Why is this account of Helen’s story important? Two points. First, this is the first time we hear Helen’s account of her station in life. It is common to note Euripides’s use of many female characters, like Helen, Iphigenia, or Medea, but there is greater depth to the play than simply a need to balance representation of genders. Helen is blamed by all of Greece for an act she did not commit. And she is doubly cursed because she is trapped in Egypt. For example:

“Women and friends, what is this destiny on which
I am fastened? Was I born a monster among mankind?…
And so my life is monstrous, and the things that happen
to me, through Hera, or my beauty is to blame. 
I wish that like a picture I had been rubbed out
and done again, made plain, without this loveliness,
for so the Greeks would never have been aware of all
those misfortunes that now are mine.” (255-265)

And second, the story is significant because if ‘Helen of Troy’ was a mere phantasm, then what was the purpose of fighting the Trojan War? There was nothing to gain.
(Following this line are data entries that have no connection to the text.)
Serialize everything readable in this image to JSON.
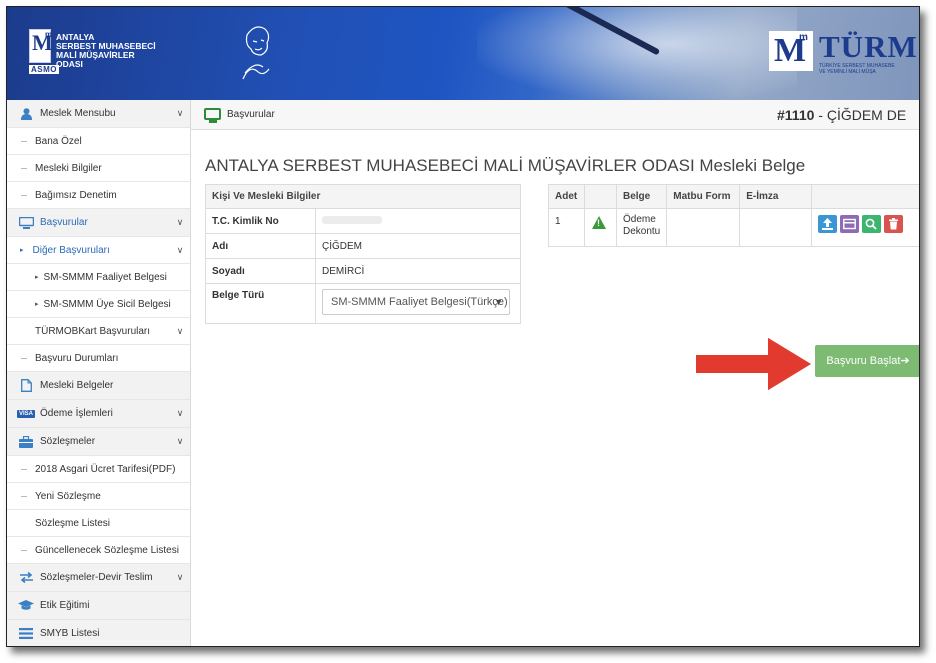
{
  "header": {
    "logo_lines": [
      "ANTALYA",
      "SERBEST MUHASEBECİ",
      "MALİ MÜŞAVİRLER",
      "ODASI"
    ],
    "logo_asmo": "ASMO",
    "turmob_text": "TÜRM",
    "turmob_sub": "TÜRKİYE SERBEST MUHASEBE\nVE YEMİNLİ MALİ MÜŞA"
  },
  "sidebar": {
    "items": [
      {
        "label": "Meslek Mensubu",
        "icon": "user-icon"
      },
      {
        "label": "Bana Özel"
      },
      {
        "label": "Mesleki Bilgiler"
      },
      {
        "label": "Bağımsız Denetim"
      },
      {
        "label": "Başvurular",
        "icon": "monitor-icon"
      },
      {
        "label": "Diğer Başvuruları"
      },
      {
        "label": "SM-SMMM Faaliyet Belgesi"
      },
      {
        "label": "SM-SMMM Üye Sicil Belgesi"
      },
      {
        "label": "TÜRMOBKart Başvuruları"
      },
      {
        "label": "Başvuru Durumları"
      },
      {
        "label": "Mesleki Belgeler",
        "icon": "document-icon"
      },
      {
        "label": "Ödeme İşlemleri",
        "icon": "visa-icon"
      },
      {
        "label": "Sözleşmeler",
        "icon": "briefcase-icon"
      },
      {
        "label": "2018 Asgari Ücret Tarifesi(PDF)"
      },
      {
        "label": "Yeni Sözleşme"
      },
      {
        "label": "Sözleşme Listesi"
      },
      {
        "label": "Güncellenecek Sözleşme Listesi"
      },
      {
        "label": "Sözleşmeler-Devir Teslim",
        "icon": "exchange-icon"
      },
      {
        "label": "Etik Eğitimi",
        "icon": "graduation-cap-icon"
      },
      {
        "label": "SMYB Listesi",
        "icon": "list-icon"
      }
    ]
  },
  "main": {
    "breadcrumb": "Başvurular",
    "user_id": "#1110",
    "user_name": " - ÇİĞDEM DE",
    "page_title": "ANTALYA SERBEST MUHASEBECİ MALİ MÜŞAVİRLER ODASI Mesleki Belge",
    "person": {
      "header": "Kişi Ve Mesleki Bilgiler",
      "rows": [
        {
          "key": "T.C. Kimlik No",
          "value": ""
        },
        {
          "key": "Adı",
          "value": "ÇİĞDEM"
        },
        {
          "key": "Soyadı",
          "value": "DEMİRCİ"
        },
        {
          "key": "Belge Türü",
          "value": "SM-SMMM Faaliyet Belgesi(Türkçe)"
        }
      ]
    },
    "documents": {
      "headers": [
        "Adet",
        "",
        "Belge",
        "Matbu Form",
        "E-İmza",
        ""
      ],
      "rows": [
        {
          "adet": "1",
          "belge": "Ödeme Dekontu",
          "matbu": "",
          "eimza": ""
        }
      ]
    },
    "start_button": "Başvuru Başlat➔"
  }
}
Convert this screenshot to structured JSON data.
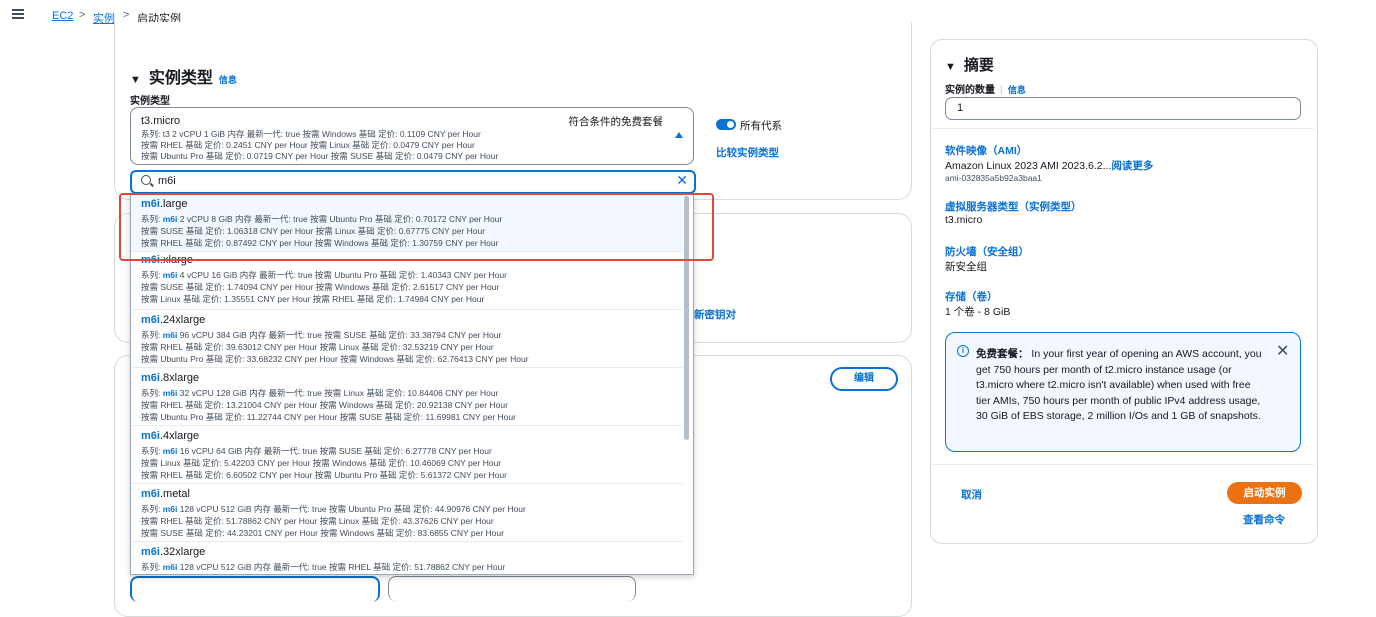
{
  "breadcrumb": {
    "items": [
      "EC2",
      "实例",
      "启动实例"
    ],
    "separator": ">"
  },
  "instance_type_section": {
    "title": "实例类型",
    "info": "信息",
    "field_label": "实例类型",
    "selected": {
      "name": "t3.micro",
      "free_tier_tag": "符合条件的免费套餐",
      "lines": [
        "系列: t3    2 vCPU    1 GiB 内存    最新一代: true        按需 Windows 基础 定价: 0.1109 CNY per Hour",
        "按需 RHEL 基础 定价: 0.2451 CNY per Hour    按需 Linux 基础 定价: 0.0479 CNY per Hour",
        "按需 Ubuntu Pro 基础 定价: 0.0719 CNY per Hour    按需 SUSE 基础 定价: 0.0479 CNY per Hour"
      ]
    },
    "toggle_label": "所有代系",
    "compare_link": "比较实例类型",
    "search_value": "m6i",
    "options": [
      {
        "prefix": "m6i",
        "suffix": ".large",
        "l1_pre": "系列: ",
        "family": "m6i",
        "l1_post": "    2 vCPU    8 GiB 内存    最新一代: true        按需 Ubuntu Pro 基础 定价: 0.70172 CNY per Hour",
        "l2": "按需 SUSE 基础 定价: 1.06318 CNY per Hour    按需 Linux 基础 定价: 0.67775 CNY per Hour",
        "l3": "按需 RHEL 基础 定价: 0.87492 CNY per Hour    按需 Windows 基础 定价: 1.30759 CNY per Hour"
      },
      {
        "prefix": "m6i",
        "suffix": ".xlarge",
        "l1_pre": "系列: ",
        "family": "m6i",
        "l1_post": "    4 vCPU    16 GiB 内存    最新一代: true        按需 Ubuntu Pro 基础 定价: 1.40343 CNY per Hour",
        "l2": "按需 SUSE 基础 定价: 1.74094 CNY per Hour    按需 Windows 基础 定价: 2.61517 CNY per Hour",
        "l3": "按需 Linux 基础 定价: 1.35551 CNY per Hour    按需 RHEL 基础 定价: 1.74984 CNY per Hour"
      },
      {
        "prefix": "m6i",
        "suffix": ".24xlarge",
        "l1_pre": "系列: ",
        "family": "m6i",
        "l1_post": "    96 vCPU    384 GiB 内存    最新一代: true        按需 SUSE 基础 定价: 33.38794 CNY per Hour",
        "l2": "按需 RHEL 基础 定价: 39.63012 CNY per Hour    按需 Linux 基础 定价: 32.53219 CNY per Hour",
        "l3": "按需 Ubuntu Pro 基础 定价: 33.68232 CNY per Hour    按需 Windows 基础 定价: 62.76413 CNY per Hour"
      },
      {
        "prefix": "m6i",
        "suffix": ".8xlarge",
        "l1_pre": "系列: ",
        "family": "m6i",
        "l1_post": "    32 vCPU    128 GiB 内存    最新一代: true        按需 Linux 基础 定价: 10.84406 CNY per Hour",
        "l2": "按需 RHEL 基础 定价: 13.21004 CNY per Hour    按需 Windows 基础 定价: 20.92138 CNY per Hour",
        "l3": "按需 Ubuntu Pro 基础 定价: 11.22744 CNY per Hour    按需 SUSE 基础 定价: 11.69981 CNY per Hour"
      },
      {
        "prefix": "m6i",
        "suffix": ".4xlarge",
        "l1_pre": "系列: ",
        "family": "m6i",
        "l1_post": "    16 vCPU    64 GiB 内存    最新一代: true        按需 SUSE 基础 定价: 6.27778 CNY per Hour",
        "l2": "按需 Linux 基础 定价: 5.42203 CNY per Hour    按需 Windows 基础 定价: 10.46069 CNY per Hour",
        "l3": "按需 RHEL 基础 定价: 6.60502 CNY per Hour    按需 Ubuntu Pro 基础 定价: 5.61372 CNY per Hour"
      },
      {
        "prefix": "m6i",
        "suffix": ".metal",
        "l1_pre": "系列: ",
        "family": "m6i",
        "l1_post": "    128 vCPU    512 GiB 内存    最新一代: true        按需 Ubuntu Pro 基础 定价: 44.90976 CNY per Hour",
        "l2": "按需 RHEL 基础 定价: 51.78862 CNY per Hour    按需 Linux 基础 定价: 43.37626 CNY per Hour",
        "l3": "按需 SUSE 基础 定价: 44.23201 CNY per Hour    按需 Windows 基础 定价: 83.6855 CNY per Hour"
      },
      {
        "prefix": "m6i",
        "suffix": ".32xlarge",
        "l1_pre": "系列: ",
        "family": "m6i",
        "l1_post": "    128 vCPU    512 GiB 内存    最新一代: true        按需 RHEL 基础 定价: 51.78862 CNY per Hour",
        "l2": "",
        "l3": ""
      }
    ]
  },
  "background": {
    "new_key_link": "新密钥对",
    "edit_button": "编辑"
  },
  "summary": {
    "title": "摘要",
    "count_label": "实例的数量",
    "count_info": "信息",
    "count_value": "1",
    "ami_title": "软件映像（AMI）",
    "ami_value": "Amazon Linux 2023 AMI 2023.6.2...",
    "ami_read_more": "阅读更多",
    "ami_id": "ami-032835a5b92a3baa1",
    "vm_title": "虚拟服务器类型（实例类型）",
    "vm_value": "t3.micro",
    "fw_title": "防火墙（安全组）",
    "fw_value": "新安全组",
    "storage_title": "存储（卷）",
    "storage_value": "1 个卷 - 8 GiB",
    "notice_bold": "免费套餐：",
    "notice_text": "In your first year of opening an AWS account, you get 750 hours per month of t2.micro instance usage (or t3.micro where t2.micro isn't available) when used with free tier AMIs, 750 hours per month of public IPv4 address usage, 30 GiB of EBS storage, 2 million I/Os and 1 GB of snapshots.",
    "cancel": "取消",
    "launch": "启动实例",
    "view_commands": "查看命令"
  },
  "colors": {
    "accent": "#0972d3",
    "launch": "#ec7211",
    "highlight": "#e0473f"
  }
}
This is the most pitiable perspective of the Trojan War, reiterated by the most tragic of the poets.

Lastly, consider the context in which the play was presented. It was late winter at the urban Dionysia. The wildly unsuccessful Sicilian Expedition (415-413 BC) was fresh in the minds of the Athenian audiences, when Athens came to the aid of Sicily as it was under attack from Syracuse, allies of Sparta. The relative peace of the Peloponnesian War had ended. Alcibiades led the expedition but was recalled midway through. In the end, the Athenians were embarrassingly defeated. All surviving soldiers were either enslaved or killed, as noted by Thucydides, and Sicily was destabilized and forced to submit to a tyrant in order to repel the forces of Sparta. It was a turning point in the war.

For Euripides, Helen is an exploration into the pity and meaninglessness of war by revising the official Homeric account of the greatest war in the ancient world. It is a conciliatory work toward the hope of a once again unified Greece. By making Helen the central tragic figure of the play, Euripides removes any blame on Sparta for their responsibility in spawning Helen, the fire that ignited the Trojan War.


For this reading I used the Richmond Lattimore translation.